* _Instructions for the task_
Although the data below contains pictures, please reproduce only its words, exactly.

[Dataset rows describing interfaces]
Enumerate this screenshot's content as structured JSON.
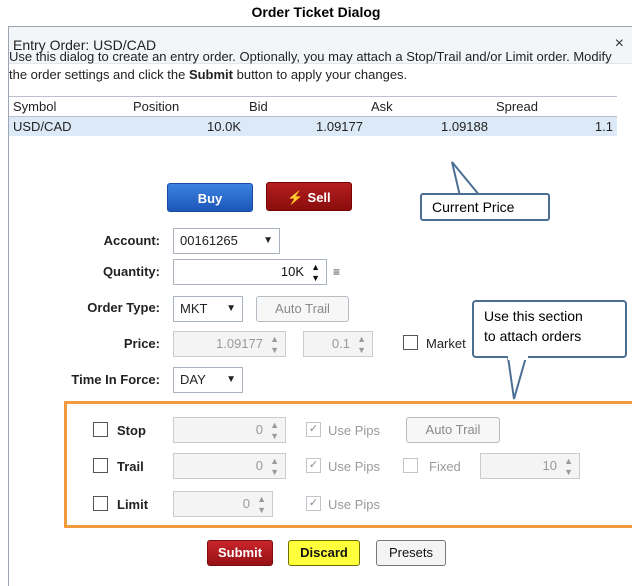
{
  "doc_title": "Order Ticket Dialog",
  "window": {
    "title": "Entry Order: USD/CAD",
    "close_glyph": "×"
  },
  "description": {
    "part1": "Use this dialog to create an entry order. Optionally, you may attach a Stop/Trail and/or Limit order. Modify the order settings and click the ",
    "bold": "Submit",
    "part2": " button to apply your changes."
  },
  "quote": {
    "headers": [
      "Symbol",
      "Position",
      "Bid",
      "Ask",
      "Spread"
    ],
    "row": {
      "symbol": "USD/CAD",
      "position": "10.0K",
      "bid": "1.09177",
      "ask": "1.09188",
      "spread": "1.1"
    }
  },
  "trade_buttons": {
    "buy": "Buy",
    "sell": "Sell",
    "sell_icon": "lightning-bolt-icon"
  },
  "callouts": {
    "current_price": "Current Price",
    "attach_line1": "Use this section",
    "attach_line2": "to attach orders"
  },
  "form": {
    "account_label": "Account:",
    "account_value": "00161265",
    "quantity_label": "Quantity:",
    "quantity_value": "10K",
    "order_type_label": "Order Type:",
    "order_type_value": "MKT",
    "auto_trail": "Auto Trail",
    "price_label": "Price:",
    "price_value": "1.09177",
    "price_step": "0.1",
    "market_label": "Market",
    "tif_label": "Time In Force:",
    "tif_value": "DAY"
  },
  "attached": {
    "stop": {
      "label": "Stop",
      "value": "0",
      "use_pips": "Use Pips",
      "auto_trail": "Auto Trail"
    },
    "trail": {
      "label": "Trail",
      "value": "0",
      "use_pips": "Use Pips",
      "fixed": "Fixed",
      "fixed_value": "10"
    },
    "limit": {
      "label": "Limit",
      "value": "0",
      "use_pips": "Use Pips"
    }
  },
  "bottom_buttons": {
    "submit": "Submit",
    "discard": "Discard",
    "presets": "Presets"
  },
  "colors": {
    "attach_box": "#f19a3e",
    "buy": "#1c56b8",
    "sell": "#8a0d0d",
    "discard": "#ffff3c"
  }
}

* _Solved problem_
Enumerate this screenshot's content as structured JSON.
{
  "doc_title": "Order Ticket Dialog",
  "window": {
    "title": "Entry Order: USD/CAD",
    "close_glyph": "×"
  },
  "description": {
    "part1": "Use this dialog to create an entry order. Optionally, you may attach a Stop/Trail and/or Limit order. Modify the order settings and click the ",
    "bold": "Submit",
    "part2": " button to apply your changes."
  },
  "quote": {
    "headers": [
      "Symbol",
      "Position",
      "Bid",
      "Ask",
      "Spread"
    ],
    "row": {
      "symbol": "USD/CAD",
      "position": "10.0K",
      "bid": "1.09177",
      "ask": "1.09188",
      "spread": "1.1"
    }
  },
  "trade_buttons": {
    "buy": "Buy",
    "sell": "Sell",
    "sell_icon": "lightning-bolt-icon"
  },
  "callouts": {
    "current_price": "Current Price",
    "attach_line1": "Use this section",
    "attach_line2": "to attach orders"
  },
  "form": {
    "account_label": "Account:",
    "account_value": "00161265",
    "quantity_label": "Quantity:",
    "quantity_value": "10K",
    "order_type_label": "Order Type:",
    "order_type_value": "MKT",
    "auto_trail": "Auto Trail",
    "price_label": "Price:",
    "price_value": "1.09177",
    "price_step": "0.1",
    "market_label": "Market",
    "tif_label": "Time In Force:",
    "tif_value": "DAY"
  },
  "attached": {
    "stop": {
      "label": "Stop",
      "value": "0",
      "use_pips": "Use Pips",
      "auto_trail": "Auto Trail"
    },
    "trail": {
      "label": "Trail",
      "value": "0",
      "use_pips": "Use Pips",
      "fixed": "Fixed",
      "fixed_value": "10"
    },
    "limit": {
      "label": "Limit",
      "value": "0",
      "use_pips": "Use Pips"
    }
  },
  "bottom_buttons": {
    "submit": "Submit",
    "discard": "Discard",
    "presets": "Presets"
  },
  "colors": {
    "attach_box": "#f19a3e",
    "buy": "#1c56b8",
    "sell": "#8a0d0d",
    "discard": "#ffff3c"
  }
}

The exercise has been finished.